REQUIRED ACTION
Line by line, the data below should be set down unchanged, with images excluded.

RECORDED INFORMATION

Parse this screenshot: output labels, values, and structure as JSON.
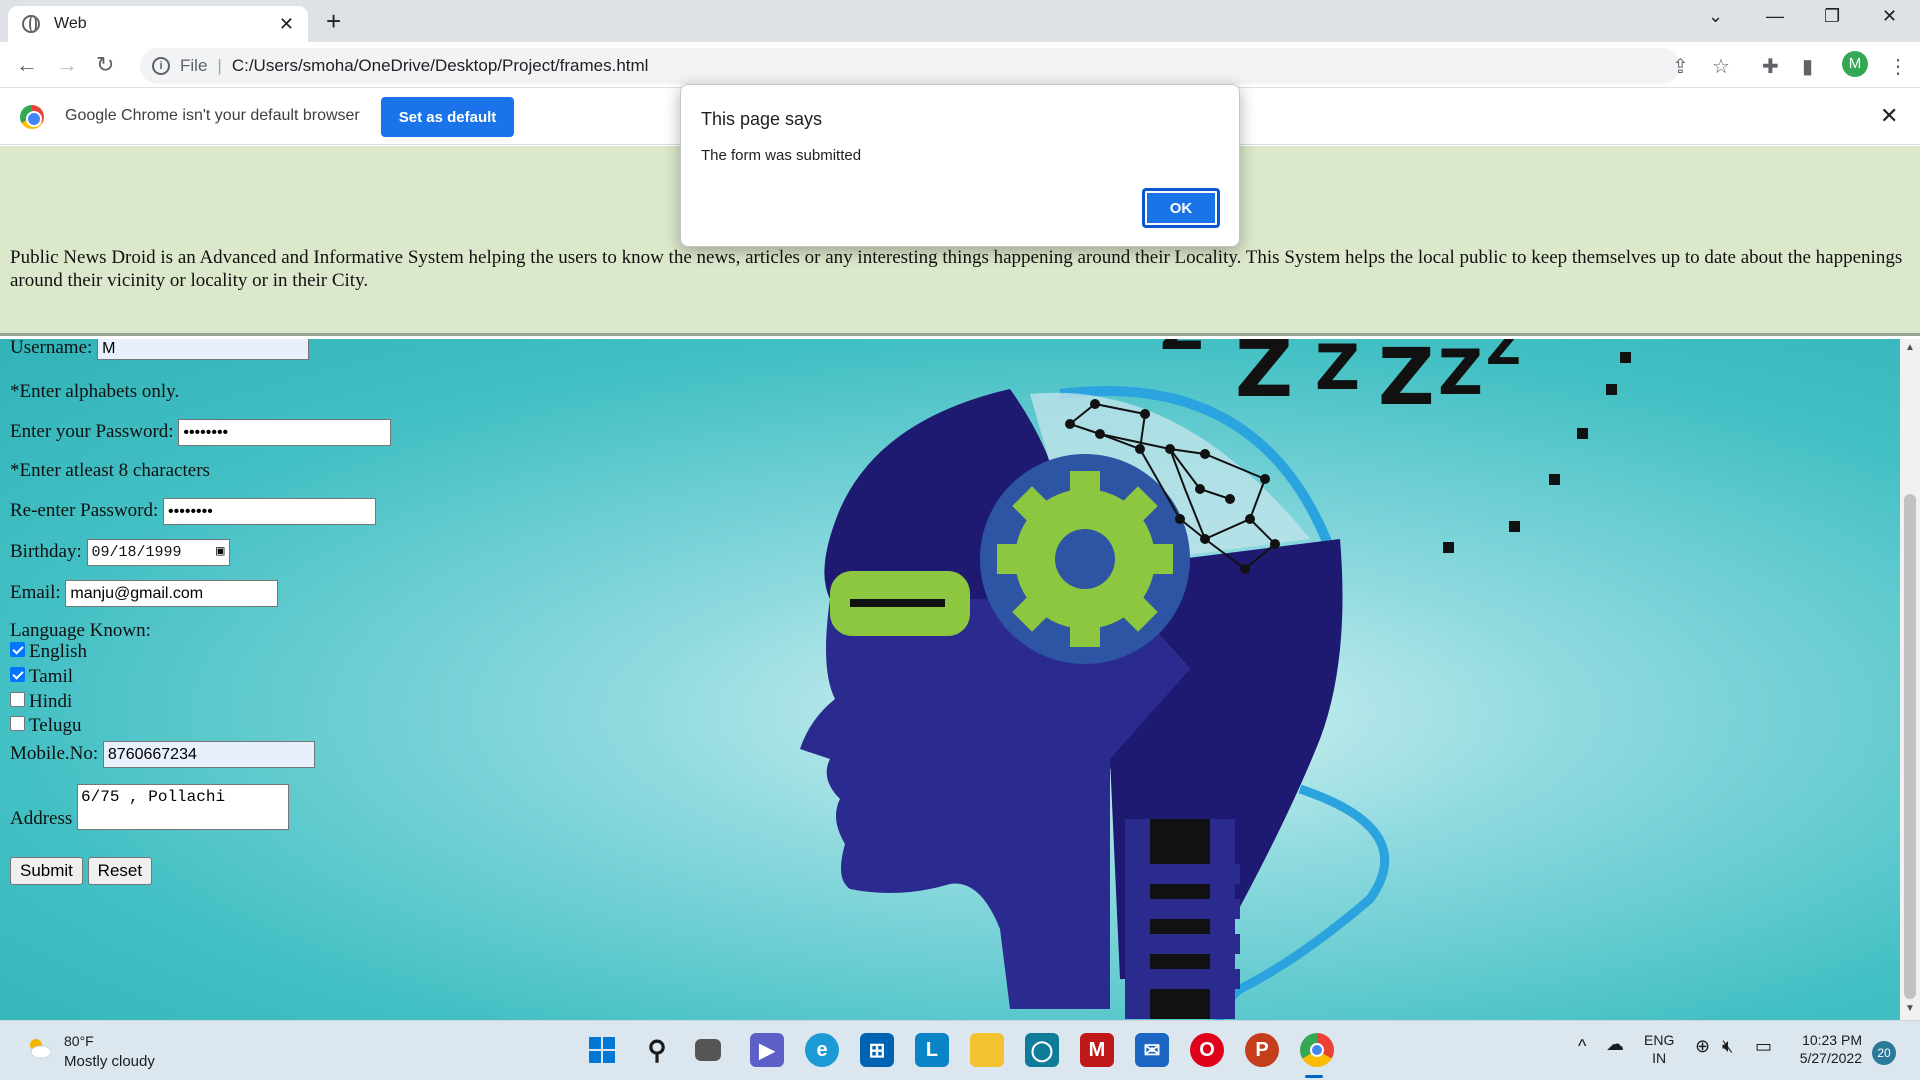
{
  "browser": {
    "tab_title": "Web",
    "address_scheme_label": "File",
    "address": "C:/Users/smoha/OneDrive/Desktop/Project/frames.html",
    "profile_initial": "M"
  },
  "infobar": {
    "message": "Google Chrome isn't your default browser",
    "button_label": "Set as default"
  },
  "dialog": {
    "title": "This page says",
    "message": "The form was submitted",
    "ok_label": "OK"
  },
  "page": {
    "about_text": "Public News Droid is an Advanced and Informative System helping the users to know the news, articles or any interesting things happening around their Locality. This System helps the local public to keep themselves up to date about the happenings around their vicinity or locality or in their City.",
    "form": {
      "username_label": "Username:",
      "username_value": "M",
      "username_hint": "*Enter alphabets only.",
      "password_label": "Enter your Password:",
      "password_value": "••••••••",
      "password_hint": "*Enter atleast 8 characters",
      "repassword_label": "Re-enter Password:",
      "repassword_value": "••••••••",
      "birthday_label": "Birthday:",
      "birthday_value": "09/18/1999",
      "email_label": "Email:",
      "email_value": "manju@gmail.com",
      "language_label": "Language Known:",
      "languages": [
        {
          "label": "English",
          "checked": true
        },
        {
          "label": "Tamil",
          "checked": true
        },
        {
          "label": "Hindi",
          "checked": false
        },
        {
          "label": "Telugu",
          "checked": false
        }
      ],
      "mobile_label": "Mobile.No:",
      "mobile_value": "8760667234",
      "address_label": "Address",
      "address_value": "6/75 , Pollachi",
      "submit_label": "Submit",
      "reset_label": "Reset"
    }
  },
  "taskbar": {
    "temperature": "80°F",
    "weather": "Mostly cloudy",
    "language_line1": "ENG",
    "language_line2": "IN",
    "time": "10:23 PM",
    "date": "5/27/2022",
    "notification_count": "20"
  },
  "colors": {
    "accent": "#1a73e8",
    "top_frame_bg": "#dce8cb",
    "bottom_frame_bg": "#43c0c4"
  }
}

RESPONSE AREA
Parse this screenshot: output labels, values, and structure as JSON.
{
  "browser": {
    "tab_title": "Web",
    "address_scheme_label": "File",
    "address": "C:/Users/smoha/OneDrive/Desktop/Project/frames.html",
    "profile_initial": "M"
  },
  "infobar": {
    "message": "Google Chrome isn't your default browser",
    "button_label": "Set as default"
  },
  "dialog": {
    "title": "This page says",
    "message": "The form was submitted",
    "ok_label": "OK"
  },
  "page": {
    "about_text": "Public News Droid is an Advanced and Informative System helping the users to know the news, articles or any interesting things happening around their Locality. This System helps the local public to keep themselves up to date about the happenings around their vicinity or locality or in their City.",
    "form": {
      "username_label": "Username:",
      "username_value": "M",
      "username_hint": "*Enter alphabets only.",
      "password_label": "Enter your Password:",
      "password_value": "••••••••",
      "password_hint": "*Enter atleast 8 characters",
      "repassword_label": "Re-enter Password:",
      "repassword_value": "••••••••",
      "birthday_label": "Birthday:",
      "birthday_value": "09/18/1999",
      "email_label": "Email:",
      "email_value": "manju@gmail.com",
      "language_label": "Language Known:",
      "languages": [
        {
          "label": "English",
          "checked": true
        },
        {
          "label": "Tamil",
          "checked": true
        },
        {
          "label": "Hindi",
          "checked": false
        },
        {
          "label": "Telugu",
          "checked": false
        }
      ],
      "mobile_label": "Mobile.No:",
      "mobile_value": "8760667234",
      "address_label": "Address",
      "address_value": "6/75 , Pollachi",
      "submit_label": "Submit",
      "reset_label": "Reset"
    }
  },
  "taskbar": {
    "temperature": "80°F",
    "weather": "Mostly cloudy",
    "language_line1": "ENG",
    "language_line2": "IN",
    "time": "10:23 PM",
    "date": "5/27/2022",
    "notification_count": "20"
  },
  "colors": {
    "accent": "#1a73e8",
    "top_frame_bg": "#dce8cb",
    "bottom_frame_bg": "#43c0c4"
  }
}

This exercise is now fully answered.